[Collection entries]

+ + + + + + +

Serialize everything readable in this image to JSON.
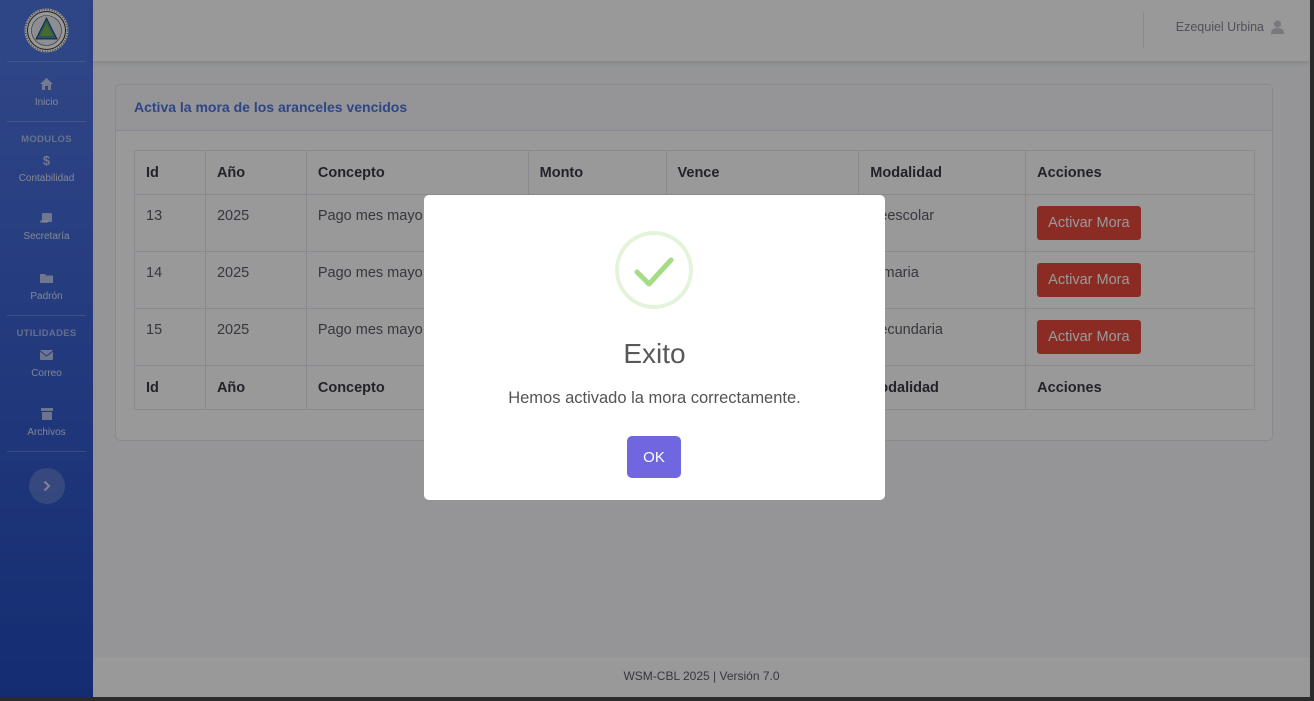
{
  "sidebar": {
    "items_main": [
      {
        "label": "Inicio",
        "icon": "home-icon"
      }
    ],
    "heading_modulos": "MODULOS",
    "items_modulos": [
      {
        "label": "Contabilidad",
        "icon": "dollar-icon"
      },
      {
        "label": "Secretaría",
        "icon": "scroll-icon"
      },
      {
        "label": "Padrón",
        "icon": "folder-icon"
      }
    ],
    "heading_utilidades": "UTILIDADES",
    "items_utilidades": [
      {
        "label": "Correo",
        "icon": "envelope-icon"
      },
      {
        "label": "Archivos",
        "icon": "archive-icon"
      }
    ]
  },
  "topbar": {
    "user_name": "Ezequiel Urbina"
  },
  "card": {
    "title": "Activa la mora de los aranceles vencidos",
    "columns": [
      "Id",
      "Año",
      "Concepto",
      "Monto",
      "Vence",
      "Modalidad",
      "Acciones"
    ],
    "rows": [
      {
        "id": "13",
        "year": "2025",
        "concept": "Pago mes mayo",
        "modality": "eescolar",
        "action": "Activar Mora"
      },
      {
        "id": "14",
        "year": "2025",
        "concept": "Pago mes mayo",
        "modality": "imaria",
        "action": "Activar Mora"
      },
      {
        "id": "15",
        "year": "2025",
        "concept": "Pago mes mayo",
        "modality": "ecundaria",
        "action": "Activar Mora"
      }
    ],
    "footer_visible": {
      "id": "Id",
      "year": "Año",
      "concept": "Concepto",
      "modality": "odalidad",
      "actions": "Acciones"
    }
  },
  "footer": {
    "text": "WSM-CBL 2025 | Versión 7.0"
  },
  "modal": {
    "title": "Exito",
    "text": "Hemos activado la mora correctamente.",
    "ok_label": "OK"
  },
  "colors": {
    "primary": "#4e73df",
    "danger": "#e74a3b",
    "confirm": "#7066e0",
    "success": "#a5dc86"
  }
}
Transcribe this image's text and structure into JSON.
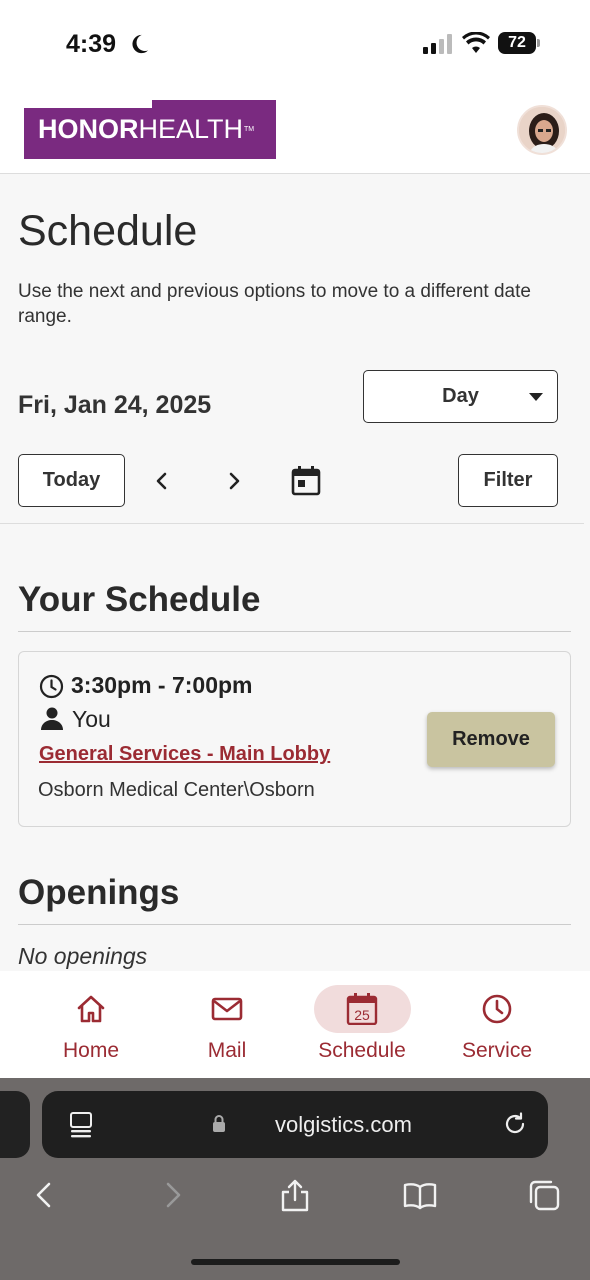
{
  "status_bar": {
    "time": "4:39",
    "battery": "72"
  },
  "header": {
    "logo_bold": "HONOR",
    "logo_light": "HEALTH",
    "logo_tm": "TM"
  },
  "page": {
    "title": "Schedule",
    "subtitle": "Use the next and previous options to move to a different date range.",
    "date_label": "Fri, Jan 24, 2025",
    "view_select": "Day",
    "today_label": "Today",
    "filter_label": "Filter"
  },
  "your_schedule": {
    "title": "Your Schedule",
    "shift": {
      "time": "3:30pm - 7:00pm",
      "who": "You",
      "assignment": "General Services - Main Lobby",
      "location": "Osborn Medical Center\\Osborn",
      "remove_label": "Remove"
    }
  },
  "openings": {
    "title": "Openings",
    "empty_text": "No openings"
  },
  "app_nav": {
    "items": [
      {
        "label": "Home",
        "icon": "home-icon"
      },
      {
        "label": "Mail",
        "icon": "mail-icon"
      },
      {
        "label": "Schedule",
        "icon": "calendar-icon",
        "day": "25",
        "active": true
      },
      {
        "label": "Service",
        "icon": "clock-icon"
      }
    ]
  },
  "browser": {
    "url": "volgistics.com"
  },
  "colors": {
    "brand_purple": "#7a2a80",
    "accent_red": "#9b2b33",
    "remove_button": "#c9c4a0",
    "active_pill": "#f1dcdc"
  }
}
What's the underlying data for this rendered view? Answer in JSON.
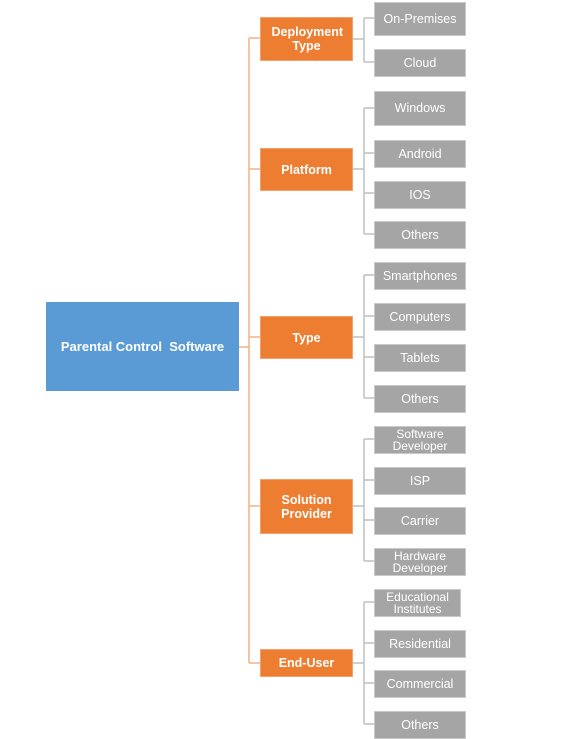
{
  "colors": {
    "root": "#5b9bd5",
    "category": "#ed7d31",
    "leaf": "#a5a5a5",
    "spine": "#f4b183",
    "connector": "#bfbfbf"
  },
  "root": {
    "label": "Parental Control  Software"
  },
  "categories": [
    {
      "label": "Deployment Type",
      "children": [
        "On-Premises",
        "Cloud"
      ]
    },
    {
      "label": "Platform",
      "children": [
        "Windows",
        "Android",
        "IOS",
        "Others"
      ]
    },
    {
      "label": "Type",
      "children": [
        "Smartphones",
        "Computers",
        "Tablets",
        "Others"
      ]
    },
    {
      "label": "Solution Provider",
      "children": [
        "Software Developer",
        "ISP",
        "Carrier",
        "Hardware Developer"
      ]
    },
    {
      "label": "End-User",
      "children": [
        "Educational Institutes",
        "Residential",
        "Commercial",
        "Others"
      ]
    }
  ]
}
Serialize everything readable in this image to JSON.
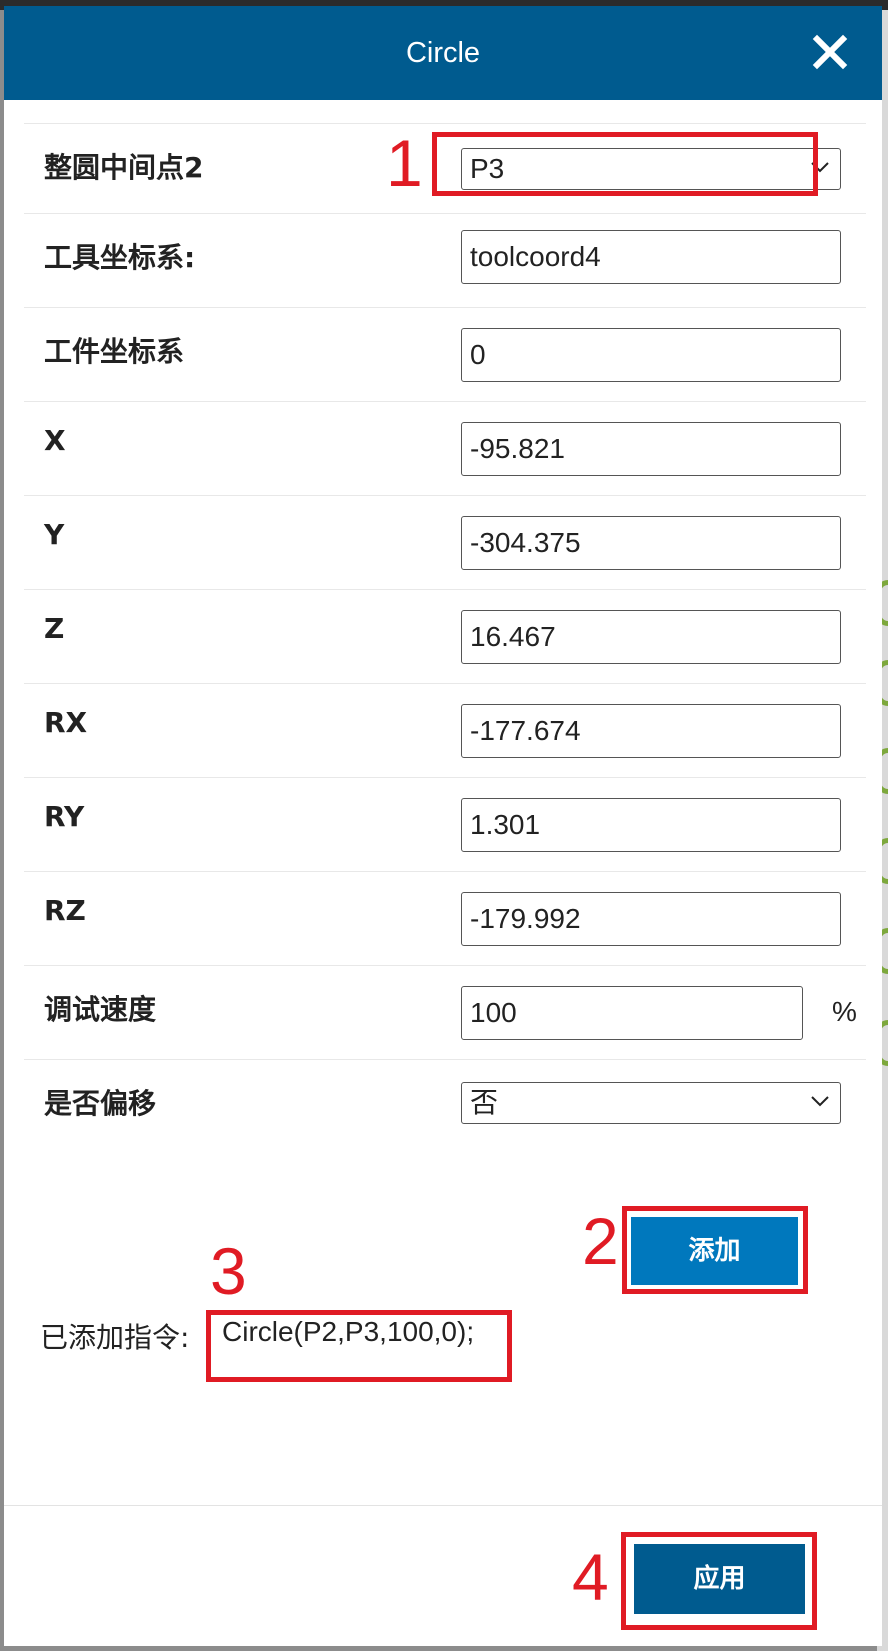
{
  "dialog": {
    "title": "Circle",
    "close_icon": "close-icon"
  },
  "form": {
    "rows": [
      {
        "label": "整圆中间点2",
        "type": "select",
        "value": "P3"
      },
      {
        "label": "工具坐标系:",
        "type": "input",
        "value": "toolcoord4"
      },
      {
        "label": "工件坐标系",
        "type": "input",
        "value": "0"
      },
      {
        "label": "X",
        "type": "input",
        "value": "-95.821"
      },
      {
        "label": "Y",
        "type": "input",
        "value": "-304.375"
      },
      {
        "label": "Z",
        "type": "input",
        "value": "16.467"
      },
      {
        "label": "RX",
        "type": "input",
        "value": "-177.674"
      },
      {
        "label": "RY",
        "type": "input",
        "value": "1.301"
      },
      {
        "label": "RZ",
        "type": "input",
        "value": "-179.992"
      },
      {
        "label": "调试速度",
        "type": "input",
        "value": "100",
        "unit": "%"
      },
      {
        "label": "是否偏移",
        "type": "select",
        "value": "否"
      }
    ]
  },
  "actions": {
    "add_label": "添加",
    "apply_label": "应用"
  },
  "added": {
    "label": "已添加指令:",
    "command": "Circle(P2,P3,100,0);"
  },
  "annotations": [
    "1",
    "2",
    "3",
    "4"
  ],
  "colors": {
    "header": "#005b8f",
    "primary_button": "#0078bd",
    "annotation_red": "#e01b24"
  }
}
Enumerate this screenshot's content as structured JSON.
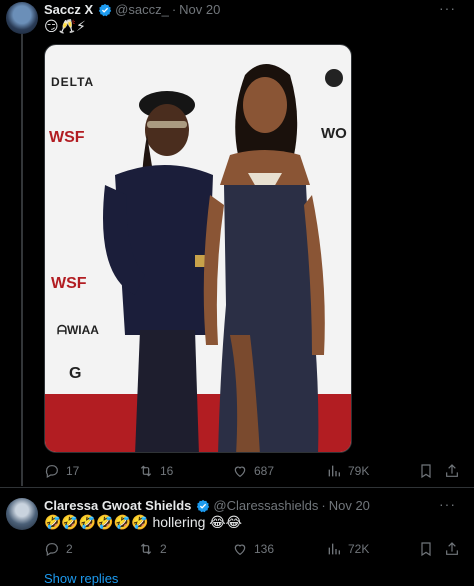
{
  "tweet1": {
    "name": "Saccz X",
    "handle": "@saccz_",
    "dot": "·",
    "date": "Nov 20",
    "text": "😏🥂⚡",
    "media_logos": [
      "DELTA",
      "WSF",
      "WO",
      "WSF",
      "ᗩWIAA",
      "G"
    ],
    "actions": {
      "replies": "17",
      "retweets": "16",
      "likes": "687",
      "views": "79K"
    },
    "more": "···"
  },
  "tweet2": {
    "name": "Claressa Gwoat Shields",
    "handle": "@Claressashields",
    "dot": "·",
    "date": "Nov 20",
    "text": "🤣🤣🤣🤣🤣🤣 hollering 😂😂",
    "actions": {
      "replies": "2",
      "retweets": "2",
      "likes": "136",
      "views": "72K"
    },
    "more": "···"
  },
  "show_replies": "Show replies",
  "colors": {
    "background": "#000000",
    "accent": "#1d9bf0",
    "muted": "#71767b",
    "text": "#e7e9ea"
  }
}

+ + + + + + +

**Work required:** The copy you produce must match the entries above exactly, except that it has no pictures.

**Exercise result:**
Serialize everything readable in this image to JSON.
{
  "sidebar": {
    "items_main": [
      {
        "label": "Inicio",
        "icon": "home-icon"
      }
    ],
    "heading_modulos": "MODULOS",
    "items_modulos": [
      {
        "label": "Contabilidad",
        "icon": "dollar-icon"
      },
      {
        "label": "Secretaría",
        "icon": "scroll-icon"
      },
      {
        "label": "Padrón",
        "icon": "folder-icon"
      }
    ],
    "heading_utilidades": "UTILIDADES",
    "items_utilidades": [
      {
        "label": "Correo",
        "icon": "envelope-icon"
      },
      {
        "label": "Archivos",
        "icon": "archive-icon"
      }
    ]
  },
  "topbar": {
    "user_name": "Ezequiel Urbina"
  },
  "card": {
    "title": "Activa la mora de los aranceles vencidos",
    "columns": [
      "Id",
      "Año",
      "Concepto",
      "Monto",
      "Vence",
      "Modalidad",
      "Acciones"
    ],
    "rows": [
      {
        "id": "13",
        "year": "2025",
        "concept": "Pago mes mayo",
        "modality": "eescolar",
        "action": "Activar Mora"
      },
      {
        "id": "14",
        "year": "2025",
        "concept": "Pago mes mayo",
        "modality": "imaria",
        "action": "Activar Mora"
      },
      {
        "id": "15",
        "year": "2025",
        "concept": "Pago mes mayo",
        "modality": "ecundaria",
        "action": "Activar Mora"
      }
    ],
    "footer_visible": {
      "id": "Id",
      "year": "Año",
      "concept": "Concepto",
      "modality": "odalidad",
      "actions": "Acciones"
    }
  },
  "footer": {
    "text": "WSM-CBL 2025 | Versión 7.0"
  },
  "modal": {
    "title": "Exito",
    "text": "Hemos activado la mora correctamente.",
    "ok_label": "OK"
  },
  "colors": {
    "primary": "#4e73df",
    "danger": "#e74a3b",
    "confirm": "#7066e0",
    "success": "#a5dc86"
  }
}
Transcribe this image's text and structure into JSON.
{
  "status_bar": {
    "time": "4:39",
    "battery": "72"
  },
  "header": {
    "logo_bold": "HONOR",
    "logo_light": "HEALTH",
    "logo_tm": "TM"
  },
  "page": {
    "title": "Schedule",
    "subtitle": "Use the next and previous options to move to a different date range.",
    "date_label": "Fri, Jan 24, 2025",
    "view_select": "Day",
    "today_label": "Today",
    "filter_label": "Filter"
  },
  "your_schedule": {
    "title": "Your Schedule",
    "shift": {
      "time": "3:30pm - 7:00pm",
      "who": "You",
      "assignment": "General Services - Main Lobby",
      "location": "Osborn Medical Center\\Osborn",
      "remove_label": "Remove"
    }
  },
  "openings": {
    "title": "Openings",
    "empty_text": "No openings"
  },
  "app_nav": {
    "items": [
      {
        "label": "Home",
        "icon": "home-icon"
      },
      {
        "label": "Mail",
        "icon": "mail-icon"
      },
      {
        "label": "Schedule",
        "icon": "calendar-icon",
        "day": "25",
        "active": true
      },
      {
        "label": "Service",
        "icon": "clock-icon"
      }
    ]
  },
  "browser": {
    "url": "volgistics.com"
  },
  "colors": {
    "brand_purple": "#7a2a80",
    "accent_red": "#9b2b33",
    "remove_button": "#c9c4a0",
    "active_pill": "#f1dcdc"
  }
}
What's the underlying data for this rendered view? Answer in JSON.
{
  "colors": {
    "root": "#5b9bd5",
    "category": "#ed7d31",
    "leaf": "#a5a5a5",
    "spine": "#f4b183",
    "connector": "#bfbfbf"
  },
  "root": {
    "label": "Parental Control  Software"
  },
  "categories": [
    {
      "label": "Deployment Type",
      "children": [
        "On-Premises",
        "Cloud"
      ]
    },
    {
      "label": "Platform",
      "children": [
        "Windows",
        "Android",
        "IOS",
        "Others"
      ]
    },
    {
      "label": "Type",
      "children": [
        "Smartphones",
        "Computers",
        "Tablets",
        "Others"
      ]
    },
    {
      "label": "Solution Provider",
      "children": [
        "Software Developer",
        "ISP",
        "Carrier",
        "Hardware Developer"
      ]
    },
    {
      "label": "End-User",
      "children": [
        "Educational Institutes",
        "Residential",
        "Commercial",
        "Others"
      ]
    }
  ]
}
Serialize everything readable in this image to JSON.
{
  "dialog": {
    "title": "Circle",
    "close_icon": "close-icon"
  },
  "form": {
    "rows": [
      {
        "label": "整圆中间点2",
        "type": "select",
        "value": "P3"
      },
      {
        "label": "工具坐标系:",
        "type": "input",
        "value": "toolcoord4"
      },
      {
        "label": "工件坐标系",
        "type": "input",
        "value": "0"
      },
      {
        "label": "X",
        "type": "input",
        "value": "-95.821"
      },
      {
        "label": "Y",
        "type": "input",
        "value": "-304.375"
      },
      {
        "label": "Z",
        "type": "input",
        "value": "16.467"
      },
      {
        "label": "RX",
        "type": "input",
        "value": "-177.674"
      },
      {
        "label": "RY",
        "type": "input",
        "value": "1.301"
      },
      {
        "label": "RZ",
        "type": "input",
        "value": "-179.992"
      },
      {
        "label": "调试速度",
        "type": "input",
        "value": "100",
        "unit": "%"
      },
      {
        "label": "是否偏移",
        "type": "select",
        "value": "否"
      }
    ]
  },
  "actions": {
    "add_label": "添加",
    "apply_label": "应用"
  },
  "added": {
    "label": "已添加指令:",
    "command": "Circle(P2,P3,100,0);"
  },
  "annotations": [
    "1",
    "2",
    "3",
    "4"
  ],
  "colors": {
    "header": "#005b8f",
    "primary_button": "#0078bd",
    "annotation_red": "#e01b24"
  }
}
Enumerate this screenshot's content as structured JSON.
{
  "tweet1": {
    "name": "Saccz X",
    "handle": "@saccz_",
    "dot": "·",
    "date": "Nov 20",
    "text": "😏🥂⚡",
    "media_logos": [
      "DELTA",
      "WSF",
      "WO",
      "WSF",
      "ᗩWIAA",
      "G"
    ],
    "actions": {
      "replies": "17",
      "retweets": "16",
      "likes": "687",
      "views": "79K"
    },
    "more": "···"
  },
  "tweet2": {
    "name": "Claressa Gwoat Shields",
    "handle": "@Claressashields",
    "dot": "·",
    "date": "Nov 20",
    "text": "🤣🤣🤣🤣🤣🤣 hollering 😂😂",
    "actions": {
      "replies": "2",
      "retweets": "2",
      "likes": "136",
      "views": "72K"
    },
    "more": "···"
  },
  "show_replies": "Show replies",
  "colors": {
    "background": "#000000",
    "accent": "#1d9bf0",
    "muted": "#71767b",
    "text": "#e7e9ea"
  }
}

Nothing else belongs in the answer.